In April 2018, the Women in Economics conference was held at the PSE in order to discuss the experience and representation of women in economic academia, industries and institutions. Following an applied agenda, the PSE conference touched upon the existence of implicit bias and discrimination, behavioural self-censorship and self-segregation, work-life balance, and best practices towards fostering a more gender equal PSE.
Among the panellists were: Hippolyte d’Albis (Professor at PSE), Béatrice Boulu-Reshef (Associate Professor at Centre d’Economie de la Sorbone), Thomas Breda (Associate member PSE) and Hélène Périvier (Economist at the Observatoire Français des Conjonctures Économiques). Hippolyte’s research looks at international migration, intergenerational transfers, ageing, annuity markets, health and housing. Béatrice is an expert in the study of decision making in organisational and market settings, with a particular focus on resource allocation behaviour. Thoma investigates employment relations, taxation and gender inequality. Hélène’s research focuses on social and family policy, and she is currently evaluating the parental leave reform effects on the behaviour of fathers and mothers in France, and on measuring gender discrimination bias in recruitment selection processes.

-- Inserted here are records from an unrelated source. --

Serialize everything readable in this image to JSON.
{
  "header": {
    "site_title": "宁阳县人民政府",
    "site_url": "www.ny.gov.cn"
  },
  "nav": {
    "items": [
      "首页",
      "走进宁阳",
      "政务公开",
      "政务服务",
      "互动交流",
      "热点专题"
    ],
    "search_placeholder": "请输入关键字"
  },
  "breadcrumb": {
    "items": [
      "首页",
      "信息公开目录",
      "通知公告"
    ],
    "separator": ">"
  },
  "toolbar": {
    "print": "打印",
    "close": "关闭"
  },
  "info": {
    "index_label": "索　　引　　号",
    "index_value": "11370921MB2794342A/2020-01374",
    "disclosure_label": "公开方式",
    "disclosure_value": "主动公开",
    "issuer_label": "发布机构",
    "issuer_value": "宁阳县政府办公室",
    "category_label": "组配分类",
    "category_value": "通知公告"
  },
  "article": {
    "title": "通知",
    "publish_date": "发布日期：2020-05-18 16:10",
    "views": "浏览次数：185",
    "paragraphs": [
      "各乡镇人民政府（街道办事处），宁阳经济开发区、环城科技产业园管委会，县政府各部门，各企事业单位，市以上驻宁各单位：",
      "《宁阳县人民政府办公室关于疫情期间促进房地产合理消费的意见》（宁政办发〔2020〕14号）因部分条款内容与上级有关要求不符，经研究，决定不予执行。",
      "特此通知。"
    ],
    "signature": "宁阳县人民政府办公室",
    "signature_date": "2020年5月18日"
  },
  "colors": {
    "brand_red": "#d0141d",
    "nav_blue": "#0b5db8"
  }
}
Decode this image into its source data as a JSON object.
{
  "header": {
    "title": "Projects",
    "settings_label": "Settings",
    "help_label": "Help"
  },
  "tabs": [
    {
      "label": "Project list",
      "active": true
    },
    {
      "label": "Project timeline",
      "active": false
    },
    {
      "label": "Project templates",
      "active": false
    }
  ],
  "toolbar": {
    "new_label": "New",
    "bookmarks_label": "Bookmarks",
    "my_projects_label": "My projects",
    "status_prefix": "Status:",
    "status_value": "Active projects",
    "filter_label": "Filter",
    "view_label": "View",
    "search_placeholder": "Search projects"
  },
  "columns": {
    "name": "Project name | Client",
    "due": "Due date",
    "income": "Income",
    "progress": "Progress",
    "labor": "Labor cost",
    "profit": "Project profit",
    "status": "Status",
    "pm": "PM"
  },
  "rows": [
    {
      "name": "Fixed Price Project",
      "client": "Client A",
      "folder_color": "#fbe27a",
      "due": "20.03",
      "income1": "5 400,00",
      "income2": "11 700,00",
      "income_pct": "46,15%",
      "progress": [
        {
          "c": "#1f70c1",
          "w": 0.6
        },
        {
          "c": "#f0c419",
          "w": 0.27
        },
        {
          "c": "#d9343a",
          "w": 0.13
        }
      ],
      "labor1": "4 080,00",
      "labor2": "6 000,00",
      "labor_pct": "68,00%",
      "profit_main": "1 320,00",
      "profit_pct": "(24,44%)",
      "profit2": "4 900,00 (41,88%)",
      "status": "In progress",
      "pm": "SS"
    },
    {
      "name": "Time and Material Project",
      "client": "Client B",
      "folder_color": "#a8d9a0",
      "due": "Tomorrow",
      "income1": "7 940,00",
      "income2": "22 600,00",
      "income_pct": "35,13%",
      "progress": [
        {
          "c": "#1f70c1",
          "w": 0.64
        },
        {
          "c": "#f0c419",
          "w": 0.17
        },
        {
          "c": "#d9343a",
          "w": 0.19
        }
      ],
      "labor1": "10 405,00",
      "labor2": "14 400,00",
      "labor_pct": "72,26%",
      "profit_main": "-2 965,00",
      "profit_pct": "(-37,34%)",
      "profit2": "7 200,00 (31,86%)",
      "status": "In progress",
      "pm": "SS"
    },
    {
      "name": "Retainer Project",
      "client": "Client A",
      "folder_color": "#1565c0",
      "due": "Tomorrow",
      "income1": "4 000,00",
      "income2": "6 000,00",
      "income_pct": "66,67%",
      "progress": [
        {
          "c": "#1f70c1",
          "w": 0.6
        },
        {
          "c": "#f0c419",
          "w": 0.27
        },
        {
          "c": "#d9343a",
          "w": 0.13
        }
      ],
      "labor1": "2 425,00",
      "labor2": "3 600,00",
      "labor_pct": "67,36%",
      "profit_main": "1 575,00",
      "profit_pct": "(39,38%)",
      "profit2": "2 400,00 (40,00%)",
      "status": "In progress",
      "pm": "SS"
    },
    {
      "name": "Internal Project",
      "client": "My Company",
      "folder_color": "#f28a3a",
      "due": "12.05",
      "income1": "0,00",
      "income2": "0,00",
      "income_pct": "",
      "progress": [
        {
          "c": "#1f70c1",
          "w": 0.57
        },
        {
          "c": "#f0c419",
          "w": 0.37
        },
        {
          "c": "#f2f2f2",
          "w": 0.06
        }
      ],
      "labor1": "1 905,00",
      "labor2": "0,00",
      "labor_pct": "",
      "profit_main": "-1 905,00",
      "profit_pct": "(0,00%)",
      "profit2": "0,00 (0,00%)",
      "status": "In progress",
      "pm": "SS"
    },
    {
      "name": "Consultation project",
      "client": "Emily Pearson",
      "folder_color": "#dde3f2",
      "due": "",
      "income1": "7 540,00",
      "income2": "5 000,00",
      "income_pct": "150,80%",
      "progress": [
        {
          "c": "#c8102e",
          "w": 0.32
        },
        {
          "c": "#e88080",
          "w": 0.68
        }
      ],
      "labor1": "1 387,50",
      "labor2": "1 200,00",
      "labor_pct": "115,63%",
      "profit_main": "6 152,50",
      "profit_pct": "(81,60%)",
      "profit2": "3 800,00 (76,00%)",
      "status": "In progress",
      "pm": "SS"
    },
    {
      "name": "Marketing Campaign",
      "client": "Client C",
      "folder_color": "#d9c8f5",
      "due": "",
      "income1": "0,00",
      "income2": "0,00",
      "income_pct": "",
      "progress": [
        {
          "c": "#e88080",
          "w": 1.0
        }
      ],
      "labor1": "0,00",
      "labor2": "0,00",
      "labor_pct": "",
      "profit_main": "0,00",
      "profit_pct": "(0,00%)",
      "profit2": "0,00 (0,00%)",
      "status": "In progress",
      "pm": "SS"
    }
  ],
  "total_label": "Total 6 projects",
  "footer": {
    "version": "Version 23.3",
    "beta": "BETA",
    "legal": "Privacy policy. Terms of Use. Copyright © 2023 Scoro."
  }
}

Barcelona Graduate School of Economics
In May 2019, graduate students Analía García and Lorena Franco held a two day seminar to highlight the work of women economists. The seminar consisted of talks by PhD students and faculty members on their ongoing work. Student presenters at the seminar included Marta Morazzoni, Marta Santamaría and Alina Velias, who each presented their ongoing work on family dynamics in Macroeconomics, infrastructure reshaping and commitment issues under biased expectations
In addition to the student papers, four BGSE professors presented their work:
Rosemarie Nagel specialises in experimental economics and situations of risk, coordination and competition. She presented her current research project: ‘Regularities in the Lab, Brain, and Field: A Cognitive Reasoning Model’. Overall, Rosemarie’s work highlights the dynamic interaction between behavioural and macro-economics. The use of experimental tools to tackle macro questions is a field of rising prominence, with policy-making institutions such as the Central Bank of England and the UK government expressing an active interest.
Enriqueta Aragonés, who has devoted her research primarily to the study of the strategic interactions among the various agents involved in elections, presented her work on multi-level government stability, titled ‘Stability of Multi-level Governments’.
Rosa Ferrer presented two papers; ‘Consumers’ Costly Responses to Product-Harm Crises’ and ‘Gender Gaps in Performance: Evidence from Young Lawyers’. Rosa uses empirical and applied theory to analyse social and legal problems. In addition to consumer regulation and gender differences among highly-skilled individuals, her work has touched upon high litigation expenses, optimal aggregation of preferences according to ideals of justice, and congestion in law enforcement.
Ada Ferrer-i-Carbonell, presented her recent work on individual behaviour and sustainable consumption: ‘Relative Deprivation in Tanzania’. This publication uses econometric analysis of subjective measures as a proxy for studying welfare and well-being.
An environment of change
Above and beyond concerns regarding fairness, a lack of gender diversity and inclusiveness entails the risk to provide a barrier to growth and excellence in economic research and its application. This alone, we view as an impetus for change. Reform will not come overnight. Yet grassroots mobilisation amongst students and young economists can expedite structural change by supporting institutional initiatives. Fostering diversity through raising awareness, developing mentoring networks and collaborative platforms can bolster momentum and cultivate an environment accommodative to change.